Two Australian citizens are among the victims of the Germanwings plane that crashed in the French Alps, killing all 150 passengers and crew on board.
Foreign Minister Julie Bishop has confirmed that a Victorian woman and her son were aboard the doomed flight.
“I don’t think it gets any easier announcing the death of Australian citizens in a tragedy overseas,” Ms Bishop said.
“Our thoughts and prayers and support are with the family of the victims and we will continue to provide them whatever consular assistance they may require.”
Prime Minister Tony Abbott also offered condolences on behalf of the nation.
“Our thoughts and prayers are with the friends and families of all those killed but particularly with the loved ones of the two Australians who have lost their lives,” Mr Abbott said.
An Australian consular official is travelling to the French village of Gap to liaise with local authorities investigating the crash.
144 passengers and six crew were aboard flight 4U9525 when it went down over the southern French Alps on Tuesday. The Germanwings Airbus A320 was en route from Barcelona in Spain to Dusseldorf in Germany. According to local French police, there were no survivors. Most of the victims were Spanish and German nationals.
While the exact cause of the disaster is unknown at this stage, an official for Lufthansa, the parent airline of Germanwings, warned against speculation that it was anything but an accident.
“For the time being, we say it’s an accident, anything else would be speculation,” Heike Birlenbach, said.
Debris from the downed plane is strewn across a high altitude area of the Alps, making the recovery operation difficult. The flight’s Black Box recorder has already been recovered, however.
It is believed that Germanwings flight 4U9525 went into an eight minute rapid descent from a cruising altitude of 38,000ft before crashing in to the mountains about 45 minutes in to its 90 minute journey.
It is being reported that the pilots at no point indicted to air traffic controllers that the aircraft was in distress.
“The crew did not send a Mayday. It was air traffic control that decided to declare the plane was in distress because there was no contact with the crew,” a French civil aviation official said.
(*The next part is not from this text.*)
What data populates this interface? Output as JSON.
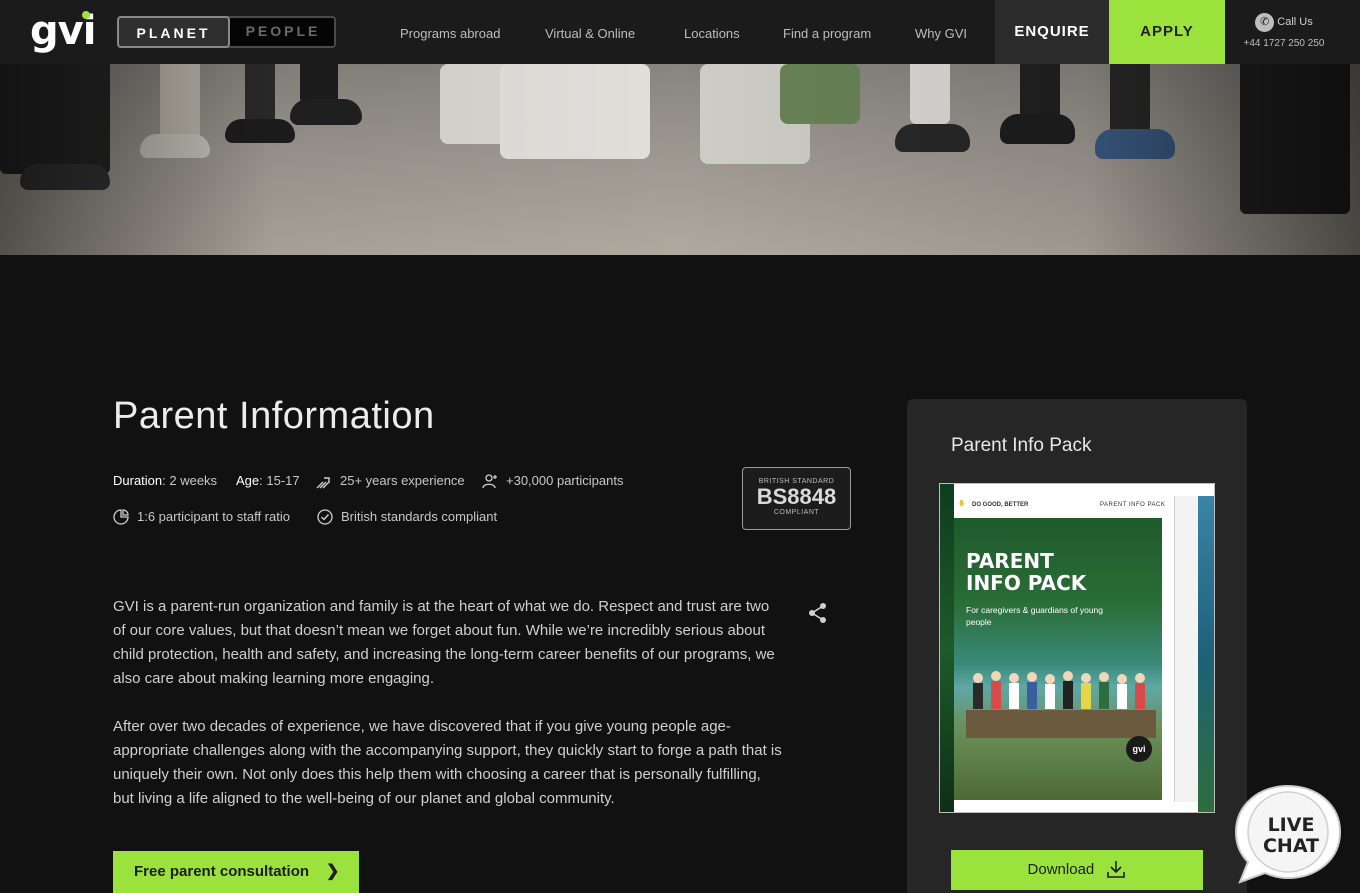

TOP IMAGE: Relatives of passengers of the Germanwings plane that crashed in French Alps. (Photo by David Ramos/Getty Images)